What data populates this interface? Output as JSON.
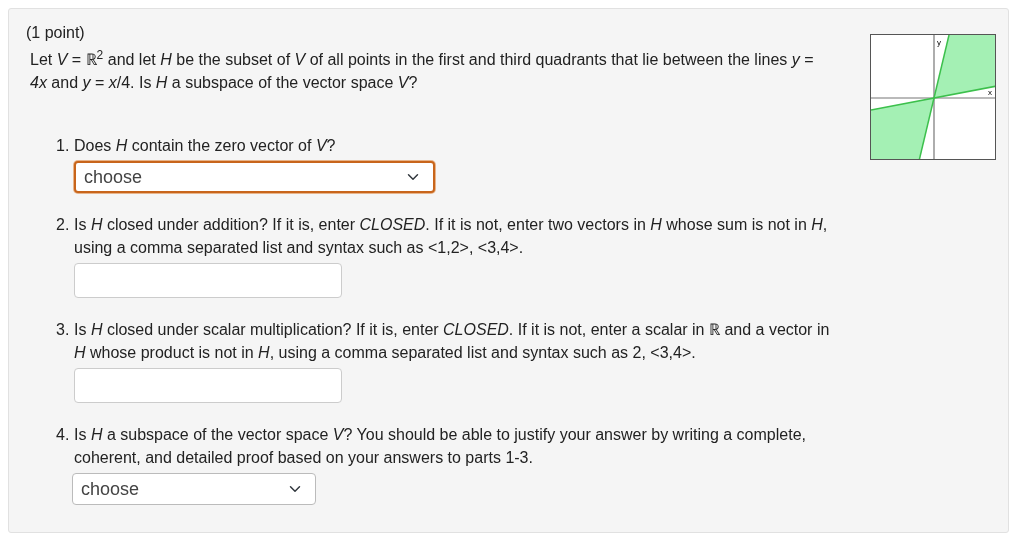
{
  "points": "(1 point)",
  "intro": "Let *V* = ℝ$^{2}$ and let *H* be the subset of *V* of all points in the first and third quadrants that lie between the lines *y* = *4x* and *y* = *x*/4. Is *H* a subspace of the vector space *V*?",
  "graph": {
    "y_label": "y",
    "x_label": "x"
  },
  "questions": [
    {
      "number": "1.",
      "text": "Does *H* contain the zero vector of *V*?",
      "kind": "select",
      "value": "choose",
      "focused": true
    },
    {
      "number": "2.",
      "text": "Is *H* closed under addition? If it is, enter *CLOSED*. If it is not, enter two vectors in *H* whose sum is not in *H*, using a comma separated list and syntax such as <1,2>, <3,4>.",
      "kind": "input",
      "focused": false
    },
    {
      "number": "3.",
      "text": "Is *H* closed under scalar multiplication? If it is, enter *CLOSED*. If it is not, enter a scalar in ℝ and a vector in *H* whose product is not in *H*, using a comma separated list and syntax such as 2, <3,4>.",
      "kind": "input",
      "focused": false
    },
    {
      "number": "4.",
      "text": "Is *H* a subspace of the vector space *V*? You should be able to justify your answer by writing a complete, coherent, and detailed proof based on your answers to parts 1-3.",
      "kind": "select",
      "value": "choose",
      "focused": false
    }
  ]
}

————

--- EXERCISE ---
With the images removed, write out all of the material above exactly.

--- YOUR SOLUTION ---
What data populates this interface? Output as JSON.
{
  "points": "(1 point)",
  "intro": "Let *V* = ℝ$^{2}$ and let *H* be the subset of *V* of all points in the first and third quadrants that lie between the lines *y* = *4x* and *y* = *x*/4. Is *H* a subspace of the vector space *V*?",
  "graph": {
    "y_label": "y",
    "x_label": "x"
  },
  "questions": [
    {
      "number": "1.",
      "text": "Does *H* contain the zero vector of *V*?",
      "kind": "select",
      "value": "choose",
      "focused": true
    },
    {
      "number": "2.",
      "text": "Is *H* closed under addition? If it is, enter *CLOSED*. If it is not, enter two vectors in *H* whose sum is not in *H*, using a comma separated list and syntax such as <1,2>, <3,4>.",
      "kind": "input",
      "focused": false
    },
    {
      "number": "3.",
      "text": "Is *H* closed under scalar multiplication? If it is, enter *CLOSED*. If it is not, enter a scalar in ℝ and a vector in *H* whose product is not in *H*, using a comma separated list and syntax such as 2, <3,4>.",
      "kind": "input",
      "focused": false
    },
    {
      "number": "4.",
      "text": "Is *H* a subspace of the vector space *V*? You should be able to justify your answer by writing a complete, coherent, and detailed proof based on your answers to parts 1-3.",
      "kind": "select",
      "value": "choose",
      "focused": false
    }
  ]
}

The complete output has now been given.